Ronald Cloud accused of killing Brad Baker

Ronald Cloud. (Photo: Mount Olive Correctional Center)

Authorities in Fauquier County say they have solved a homicide case that went unresolved for more than 30 years.

Authorities this week announced they are issuing warrants for Ronald Richard Cloud, 64, a suspect in connection with the slaying of 30-year-old Brad Baker, who was killed on New Year’s Eve in 1980.

Cloud is facing charges of first degree murder.

Baker was working as a manager at the Kinloch Estate, a 1900 acre horse and cattle farm. Authorities say someone broke into Baker's house, and with the victim's own shotgun, shot Baker twice, killing him.

Cloud was the stepson of a man who was fired from the Kinloch Estate the same day Baker was slain. Baker was the manager of the estate. Cloud reportedly confessed to the killing. He claimed that his stepfather had no involvement in the slaying.

Fauquier County Sheriff's Office spokesman Lt. James Hartman told the newspaper that investigators initially suspected that Cloud's stepfather may have been involved in the shooting, but that he had a solid alibi.

According to a criminal complaint obtained by the newspaper, Cloud went to Baker's home and acknowledged "exchanging words" with him at the front door. When Baker ran into the back bedroom, Cloud broke in the front door. Investigators believe Baker fired a shotgun at Cloud, but missed. Cloud then shot and killed Baker, according to the complaint.

"Thus, the workplace violence avenue of investigation that had been previously abandoned was indeed the correct motivation for the crime," investigators said in the complaint. "However, as investigation finally revealed, it was one generation removed from the employee."

The farm is owned by the Curriers, a wealthy family related to the families of Paul Mellon and the famed ambassador David K.E. Bruce.

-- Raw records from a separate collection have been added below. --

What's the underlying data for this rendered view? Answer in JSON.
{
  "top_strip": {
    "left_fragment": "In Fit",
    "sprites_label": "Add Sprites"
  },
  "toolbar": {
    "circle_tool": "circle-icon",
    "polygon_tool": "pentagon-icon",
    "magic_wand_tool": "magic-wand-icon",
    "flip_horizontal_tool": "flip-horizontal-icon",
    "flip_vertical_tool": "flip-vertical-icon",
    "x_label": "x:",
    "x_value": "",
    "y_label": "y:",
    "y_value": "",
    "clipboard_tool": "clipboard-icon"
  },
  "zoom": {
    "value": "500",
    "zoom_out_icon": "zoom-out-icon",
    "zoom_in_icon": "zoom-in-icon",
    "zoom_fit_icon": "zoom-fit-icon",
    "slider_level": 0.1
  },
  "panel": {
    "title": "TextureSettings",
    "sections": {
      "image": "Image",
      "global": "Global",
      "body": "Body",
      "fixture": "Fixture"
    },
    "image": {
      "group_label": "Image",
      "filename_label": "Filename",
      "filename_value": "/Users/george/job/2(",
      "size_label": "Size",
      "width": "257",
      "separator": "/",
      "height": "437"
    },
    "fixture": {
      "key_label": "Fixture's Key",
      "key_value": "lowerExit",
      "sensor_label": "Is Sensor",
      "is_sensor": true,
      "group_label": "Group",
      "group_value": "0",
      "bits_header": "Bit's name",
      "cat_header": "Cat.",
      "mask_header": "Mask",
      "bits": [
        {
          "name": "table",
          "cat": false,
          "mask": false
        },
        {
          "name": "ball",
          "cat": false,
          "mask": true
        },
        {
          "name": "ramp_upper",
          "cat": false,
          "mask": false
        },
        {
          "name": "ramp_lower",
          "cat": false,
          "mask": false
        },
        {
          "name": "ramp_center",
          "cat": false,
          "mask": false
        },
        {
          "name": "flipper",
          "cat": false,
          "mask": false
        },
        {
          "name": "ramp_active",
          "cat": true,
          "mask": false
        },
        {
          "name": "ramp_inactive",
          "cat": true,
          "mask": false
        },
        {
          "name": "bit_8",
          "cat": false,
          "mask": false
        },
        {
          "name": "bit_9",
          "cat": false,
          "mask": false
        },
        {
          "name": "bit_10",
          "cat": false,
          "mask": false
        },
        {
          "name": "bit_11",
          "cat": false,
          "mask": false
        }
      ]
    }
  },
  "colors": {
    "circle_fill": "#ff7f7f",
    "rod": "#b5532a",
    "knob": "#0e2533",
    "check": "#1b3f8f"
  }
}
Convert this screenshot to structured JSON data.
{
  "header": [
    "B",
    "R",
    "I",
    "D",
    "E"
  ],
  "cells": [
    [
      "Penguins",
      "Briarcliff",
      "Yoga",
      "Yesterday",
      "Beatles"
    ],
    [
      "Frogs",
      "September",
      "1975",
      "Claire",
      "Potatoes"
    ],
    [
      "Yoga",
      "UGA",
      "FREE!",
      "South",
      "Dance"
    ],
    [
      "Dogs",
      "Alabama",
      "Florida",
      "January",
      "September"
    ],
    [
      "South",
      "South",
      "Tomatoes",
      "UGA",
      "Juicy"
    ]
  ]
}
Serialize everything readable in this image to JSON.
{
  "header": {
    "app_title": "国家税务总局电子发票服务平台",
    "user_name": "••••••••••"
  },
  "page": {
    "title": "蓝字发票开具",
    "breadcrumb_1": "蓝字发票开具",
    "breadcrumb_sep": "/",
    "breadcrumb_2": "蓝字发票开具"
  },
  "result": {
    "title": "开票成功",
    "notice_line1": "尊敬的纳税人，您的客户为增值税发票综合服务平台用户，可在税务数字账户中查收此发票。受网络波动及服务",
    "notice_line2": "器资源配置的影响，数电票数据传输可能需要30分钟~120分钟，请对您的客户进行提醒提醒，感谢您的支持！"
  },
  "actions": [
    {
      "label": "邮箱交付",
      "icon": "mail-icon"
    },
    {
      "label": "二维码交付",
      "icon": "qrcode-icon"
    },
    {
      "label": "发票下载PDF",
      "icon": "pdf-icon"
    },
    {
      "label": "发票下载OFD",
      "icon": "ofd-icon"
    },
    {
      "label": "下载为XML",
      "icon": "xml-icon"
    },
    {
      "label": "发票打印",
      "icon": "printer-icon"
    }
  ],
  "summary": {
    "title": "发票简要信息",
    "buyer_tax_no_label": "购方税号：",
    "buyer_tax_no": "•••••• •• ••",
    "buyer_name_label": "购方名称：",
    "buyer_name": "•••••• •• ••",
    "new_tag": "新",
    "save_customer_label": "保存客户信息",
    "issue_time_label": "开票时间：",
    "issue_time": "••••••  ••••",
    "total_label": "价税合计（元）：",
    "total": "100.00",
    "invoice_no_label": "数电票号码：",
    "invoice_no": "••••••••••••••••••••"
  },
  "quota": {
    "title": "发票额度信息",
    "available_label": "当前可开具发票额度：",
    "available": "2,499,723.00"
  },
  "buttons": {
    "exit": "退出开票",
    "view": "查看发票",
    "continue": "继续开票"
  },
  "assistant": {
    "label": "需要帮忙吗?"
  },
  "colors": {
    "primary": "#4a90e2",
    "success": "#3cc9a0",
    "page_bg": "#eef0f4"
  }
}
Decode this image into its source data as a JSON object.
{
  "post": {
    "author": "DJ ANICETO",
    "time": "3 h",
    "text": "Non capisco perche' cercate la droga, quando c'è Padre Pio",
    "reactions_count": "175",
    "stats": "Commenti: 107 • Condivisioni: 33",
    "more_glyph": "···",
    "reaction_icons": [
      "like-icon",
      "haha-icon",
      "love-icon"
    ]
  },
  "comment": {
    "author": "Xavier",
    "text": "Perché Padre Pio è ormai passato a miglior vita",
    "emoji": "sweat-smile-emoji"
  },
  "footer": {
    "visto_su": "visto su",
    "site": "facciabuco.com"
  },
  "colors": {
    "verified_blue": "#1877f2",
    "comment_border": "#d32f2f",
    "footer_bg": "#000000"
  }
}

Cloud is behind bars at the Mount Olive Correctional Center in West Virginia, according to records. He is serving time for kidnapping, first degree sexual assault and malicious assault, among other charges.

After 32 years of not knowing, Blyth Patenaude finally has answers about what happened in the murder of her brother Baker.

"What has happened here has given hope and will give hope to many families around the country who go to sleep asking why," Patenaude says.

The Associated Press contributed to this story.